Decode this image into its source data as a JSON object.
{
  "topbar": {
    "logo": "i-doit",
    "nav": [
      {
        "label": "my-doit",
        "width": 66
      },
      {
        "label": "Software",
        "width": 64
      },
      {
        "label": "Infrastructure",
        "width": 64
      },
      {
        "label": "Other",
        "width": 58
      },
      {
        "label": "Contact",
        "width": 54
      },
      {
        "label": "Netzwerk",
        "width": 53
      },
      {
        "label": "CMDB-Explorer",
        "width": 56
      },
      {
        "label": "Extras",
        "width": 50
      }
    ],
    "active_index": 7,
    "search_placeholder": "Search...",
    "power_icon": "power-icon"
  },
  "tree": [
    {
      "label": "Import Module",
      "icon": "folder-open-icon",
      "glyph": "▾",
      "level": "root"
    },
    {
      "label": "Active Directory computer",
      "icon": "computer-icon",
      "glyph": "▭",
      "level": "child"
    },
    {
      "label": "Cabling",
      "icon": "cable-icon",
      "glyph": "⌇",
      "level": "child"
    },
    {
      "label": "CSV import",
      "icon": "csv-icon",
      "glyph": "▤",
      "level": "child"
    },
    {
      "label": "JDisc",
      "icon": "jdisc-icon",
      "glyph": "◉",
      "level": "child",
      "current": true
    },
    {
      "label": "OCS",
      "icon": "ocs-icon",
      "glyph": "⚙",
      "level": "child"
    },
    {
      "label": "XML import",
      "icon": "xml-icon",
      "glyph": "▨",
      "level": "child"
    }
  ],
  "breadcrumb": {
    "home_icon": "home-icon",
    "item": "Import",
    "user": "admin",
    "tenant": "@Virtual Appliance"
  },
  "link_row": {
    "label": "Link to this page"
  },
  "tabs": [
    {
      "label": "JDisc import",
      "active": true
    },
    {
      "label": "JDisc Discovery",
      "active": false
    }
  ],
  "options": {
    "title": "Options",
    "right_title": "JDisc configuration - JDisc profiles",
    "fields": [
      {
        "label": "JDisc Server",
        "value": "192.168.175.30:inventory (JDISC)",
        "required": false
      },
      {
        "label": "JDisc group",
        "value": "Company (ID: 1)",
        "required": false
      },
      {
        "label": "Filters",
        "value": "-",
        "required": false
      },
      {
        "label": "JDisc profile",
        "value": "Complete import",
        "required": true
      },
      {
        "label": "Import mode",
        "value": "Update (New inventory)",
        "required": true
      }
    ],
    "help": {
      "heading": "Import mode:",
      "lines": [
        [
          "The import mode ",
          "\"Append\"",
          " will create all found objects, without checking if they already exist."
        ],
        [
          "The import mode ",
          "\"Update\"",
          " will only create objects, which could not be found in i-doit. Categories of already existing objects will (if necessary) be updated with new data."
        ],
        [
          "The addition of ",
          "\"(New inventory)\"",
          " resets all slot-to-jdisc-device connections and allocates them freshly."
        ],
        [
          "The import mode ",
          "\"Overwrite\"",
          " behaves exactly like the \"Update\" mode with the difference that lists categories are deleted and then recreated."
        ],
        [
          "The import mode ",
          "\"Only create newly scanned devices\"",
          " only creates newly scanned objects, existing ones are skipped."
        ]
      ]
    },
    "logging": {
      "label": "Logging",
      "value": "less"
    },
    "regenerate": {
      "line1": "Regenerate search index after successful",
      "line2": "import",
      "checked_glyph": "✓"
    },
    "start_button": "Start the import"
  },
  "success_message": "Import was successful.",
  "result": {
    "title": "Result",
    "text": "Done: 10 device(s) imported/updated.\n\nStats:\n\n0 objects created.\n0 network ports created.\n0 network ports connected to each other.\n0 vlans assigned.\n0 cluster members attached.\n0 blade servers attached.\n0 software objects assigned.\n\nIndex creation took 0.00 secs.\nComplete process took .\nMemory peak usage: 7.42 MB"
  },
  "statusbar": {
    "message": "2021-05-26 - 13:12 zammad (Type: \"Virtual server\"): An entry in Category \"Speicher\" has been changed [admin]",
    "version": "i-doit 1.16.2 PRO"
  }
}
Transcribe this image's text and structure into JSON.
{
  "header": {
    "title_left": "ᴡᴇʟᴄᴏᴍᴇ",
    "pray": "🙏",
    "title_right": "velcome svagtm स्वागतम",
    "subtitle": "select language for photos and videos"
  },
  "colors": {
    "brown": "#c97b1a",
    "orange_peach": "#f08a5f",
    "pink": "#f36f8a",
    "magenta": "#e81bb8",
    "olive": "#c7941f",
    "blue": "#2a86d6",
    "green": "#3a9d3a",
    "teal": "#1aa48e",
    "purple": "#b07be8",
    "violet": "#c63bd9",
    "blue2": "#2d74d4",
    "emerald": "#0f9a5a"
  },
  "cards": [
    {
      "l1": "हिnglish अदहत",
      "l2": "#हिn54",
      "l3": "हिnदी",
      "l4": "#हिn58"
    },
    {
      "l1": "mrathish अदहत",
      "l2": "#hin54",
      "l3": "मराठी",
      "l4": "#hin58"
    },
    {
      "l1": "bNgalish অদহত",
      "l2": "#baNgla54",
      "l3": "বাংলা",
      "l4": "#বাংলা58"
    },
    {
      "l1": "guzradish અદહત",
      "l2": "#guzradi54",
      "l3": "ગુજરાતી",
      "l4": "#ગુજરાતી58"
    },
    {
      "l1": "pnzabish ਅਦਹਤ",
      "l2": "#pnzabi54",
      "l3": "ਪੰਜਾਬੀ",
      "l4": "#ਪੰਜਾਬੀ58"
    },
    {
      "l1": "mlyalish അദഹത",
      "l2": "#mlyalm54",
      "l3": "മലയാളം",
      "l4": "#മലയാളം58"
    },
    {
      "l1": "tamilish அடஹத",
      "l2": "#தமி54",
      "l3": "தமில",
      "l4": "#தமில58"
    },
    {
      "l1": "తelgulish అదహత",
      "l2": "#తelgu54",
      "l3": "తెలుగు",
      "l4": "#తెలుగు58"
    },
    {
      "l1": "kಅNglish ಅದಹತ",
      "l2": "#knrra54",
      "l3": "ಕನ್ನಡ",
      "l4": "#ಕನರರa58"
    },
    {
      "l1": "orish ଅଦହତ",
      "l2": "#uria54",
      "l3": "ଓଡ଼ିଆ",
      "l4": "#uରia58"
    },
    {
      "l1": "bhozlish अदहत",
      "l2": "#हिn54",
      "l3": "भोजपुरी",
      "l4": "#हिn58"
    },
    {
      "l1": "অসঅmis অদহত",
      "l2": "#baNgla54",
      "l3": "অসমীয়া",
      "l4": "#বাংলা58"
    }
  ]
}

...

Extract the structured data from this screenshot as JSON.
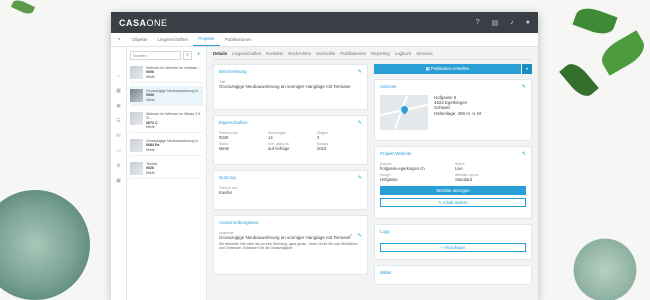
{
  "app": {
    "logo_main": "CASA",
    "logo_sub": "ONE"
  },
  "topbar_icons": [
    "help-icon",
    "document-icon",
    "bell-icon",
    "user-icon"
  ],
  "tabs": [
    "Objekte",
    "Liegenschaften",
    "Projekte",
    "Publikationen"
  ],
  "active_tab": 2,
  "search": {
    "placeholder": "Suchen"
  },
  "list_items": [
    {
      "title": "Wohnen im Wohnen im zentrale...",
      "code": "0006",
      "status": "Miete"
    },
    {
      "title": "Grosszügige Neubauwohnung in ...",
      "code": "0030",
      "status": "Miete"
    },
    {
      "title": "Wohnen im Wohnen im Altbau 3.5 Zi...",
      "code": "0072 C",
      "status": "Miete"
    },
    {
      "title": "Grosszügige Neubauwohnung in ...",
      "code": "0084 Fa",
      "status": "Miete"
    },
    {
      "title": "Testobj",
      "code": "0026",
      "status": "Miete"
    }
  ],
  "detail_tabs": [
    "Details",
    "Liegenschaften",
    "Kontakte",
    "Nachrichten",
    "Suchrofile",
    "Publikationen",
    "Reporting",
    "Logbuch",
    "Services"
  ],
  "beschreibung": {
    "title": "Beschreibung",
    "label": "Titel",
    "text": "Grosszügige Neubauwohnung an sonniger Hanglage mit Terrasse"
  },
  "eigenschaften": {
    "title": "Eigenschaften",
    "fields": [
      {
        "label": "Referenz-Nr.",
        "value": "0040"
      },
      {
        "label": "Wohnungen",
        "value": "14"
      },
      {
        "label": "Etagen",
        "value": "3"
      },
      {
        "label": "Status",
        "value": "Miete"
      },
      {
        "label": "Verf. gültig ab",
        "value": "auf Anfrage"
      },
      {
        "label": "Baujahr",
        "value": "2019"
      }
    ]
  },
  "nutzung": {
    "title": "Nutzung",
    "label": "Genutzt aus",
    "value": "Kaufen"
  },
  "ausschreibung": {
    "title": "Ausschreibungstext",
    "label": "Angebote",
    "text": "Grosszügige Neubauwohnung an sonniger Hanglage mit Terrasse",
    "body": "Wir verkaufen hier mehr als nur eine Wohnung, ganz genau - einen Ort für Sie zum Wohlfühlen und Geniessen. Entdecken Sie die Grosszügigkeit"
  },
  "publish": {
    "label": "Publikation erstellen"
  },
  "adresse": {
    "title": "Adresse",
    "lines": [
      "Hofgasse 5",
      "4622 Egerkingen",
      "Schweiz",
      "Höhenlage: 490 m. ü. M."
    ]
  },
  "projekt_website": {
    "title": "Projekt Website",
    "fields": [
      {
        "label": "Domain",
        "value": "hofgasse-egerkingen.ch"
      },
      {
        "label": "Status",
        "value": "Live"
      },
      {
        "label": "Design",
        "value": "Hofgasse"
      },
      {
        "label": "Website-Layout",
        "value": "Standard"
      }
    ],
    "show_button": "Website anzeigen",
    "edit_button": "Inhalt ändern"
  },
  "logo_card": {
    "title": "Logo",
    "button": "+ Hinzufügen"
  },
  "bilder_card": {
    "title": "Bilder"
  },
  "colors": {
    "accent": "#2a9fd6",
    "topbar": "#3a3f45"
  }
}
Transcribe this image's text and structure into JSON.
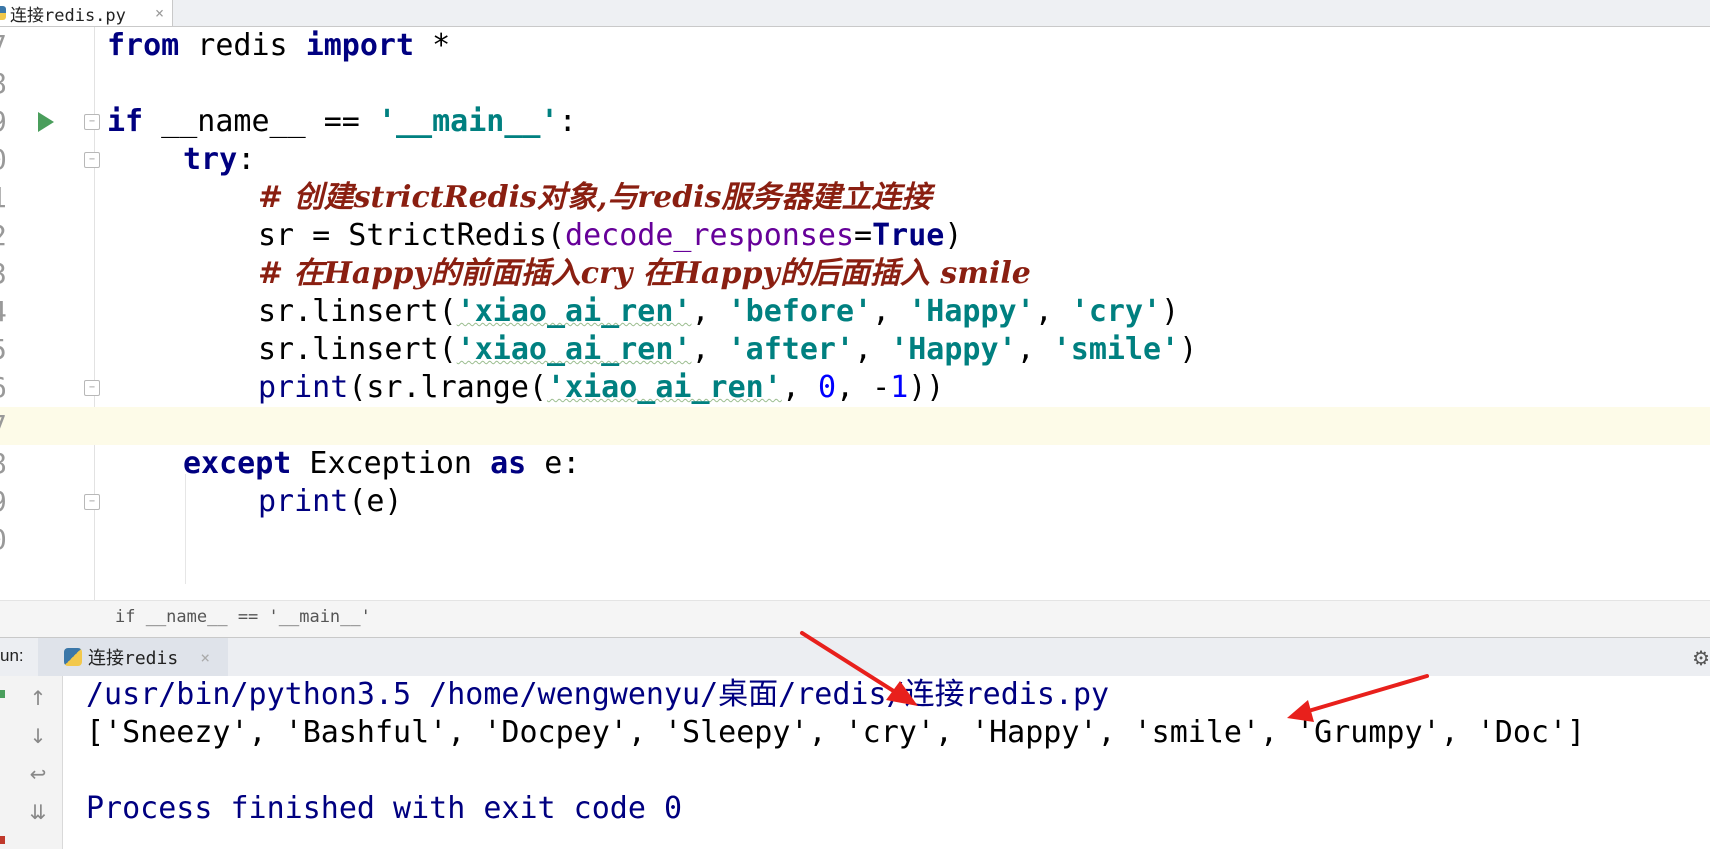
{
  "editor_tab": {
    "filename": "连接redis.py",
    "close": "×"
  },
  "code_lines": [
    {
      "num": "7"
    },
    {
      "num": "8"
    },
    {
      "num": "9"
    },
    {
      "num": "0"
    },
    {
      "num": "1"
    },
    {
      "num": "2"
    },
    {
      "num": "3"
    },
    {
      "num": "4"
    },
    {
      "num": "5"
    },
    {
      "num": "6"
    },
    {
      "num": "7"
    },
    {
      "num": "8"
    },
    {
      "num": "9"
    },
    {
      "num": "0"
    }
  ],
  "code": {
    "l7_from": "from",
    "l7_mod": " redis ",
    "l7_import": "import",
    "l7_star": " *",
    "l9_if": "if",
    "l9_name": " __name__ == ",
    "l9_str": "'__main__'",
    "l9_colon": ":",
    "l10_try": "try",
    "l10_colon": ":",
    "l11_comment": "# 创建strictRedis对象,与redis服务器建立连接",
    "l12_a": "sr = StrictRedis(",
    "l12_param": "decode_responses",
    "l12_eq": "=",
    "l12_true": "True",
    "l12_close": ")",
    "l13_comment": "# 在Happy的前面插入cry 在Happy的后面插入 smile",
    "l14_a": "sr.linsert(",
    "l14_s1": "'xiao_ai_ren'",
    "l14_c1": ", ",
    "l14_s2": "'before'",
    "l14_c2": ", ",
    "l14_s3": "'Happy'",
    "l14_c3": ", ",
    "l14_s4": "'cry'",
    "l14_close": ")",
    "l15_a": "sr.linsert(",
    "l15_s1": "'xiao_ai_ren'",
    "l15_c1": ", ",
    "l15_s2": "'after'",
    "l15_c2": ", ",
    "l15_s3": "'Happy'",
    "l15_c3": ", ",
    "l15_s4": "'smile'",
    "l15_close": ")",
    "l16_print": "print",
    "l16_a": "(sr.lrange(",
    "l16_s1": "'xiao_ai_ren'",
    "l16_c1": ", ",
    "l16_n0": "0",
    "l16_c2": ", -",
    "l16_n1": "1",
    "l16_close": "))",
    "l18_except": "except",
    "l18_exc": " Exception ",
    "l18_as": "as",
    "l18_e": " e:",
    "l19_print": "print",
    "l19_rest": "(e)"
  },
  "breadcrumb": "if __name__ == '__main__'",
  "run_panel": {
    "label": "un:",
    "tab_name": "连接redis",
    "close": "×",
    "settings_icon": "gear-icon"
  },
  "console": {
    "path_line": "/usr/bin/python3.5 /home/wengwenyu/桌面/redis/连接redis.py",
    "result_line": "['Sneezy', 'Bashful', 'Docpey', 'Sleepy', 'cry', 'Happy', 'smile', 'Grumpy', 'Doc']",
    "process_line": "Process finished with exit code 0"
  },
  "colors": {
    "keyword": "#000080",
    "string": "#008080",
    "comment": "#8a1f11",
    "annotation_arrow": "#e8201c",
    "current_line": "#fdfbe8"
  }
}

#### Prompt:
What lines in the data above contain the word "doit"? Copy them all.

#### Response:
    "logo": "i-doit",
        "label": "my-doit",
          " will only create objects, which could not be found in i-doit. Categories of already existing objects will (if necessary) be updated with new data."
    "version": "i-doit 1.16.2 PRO"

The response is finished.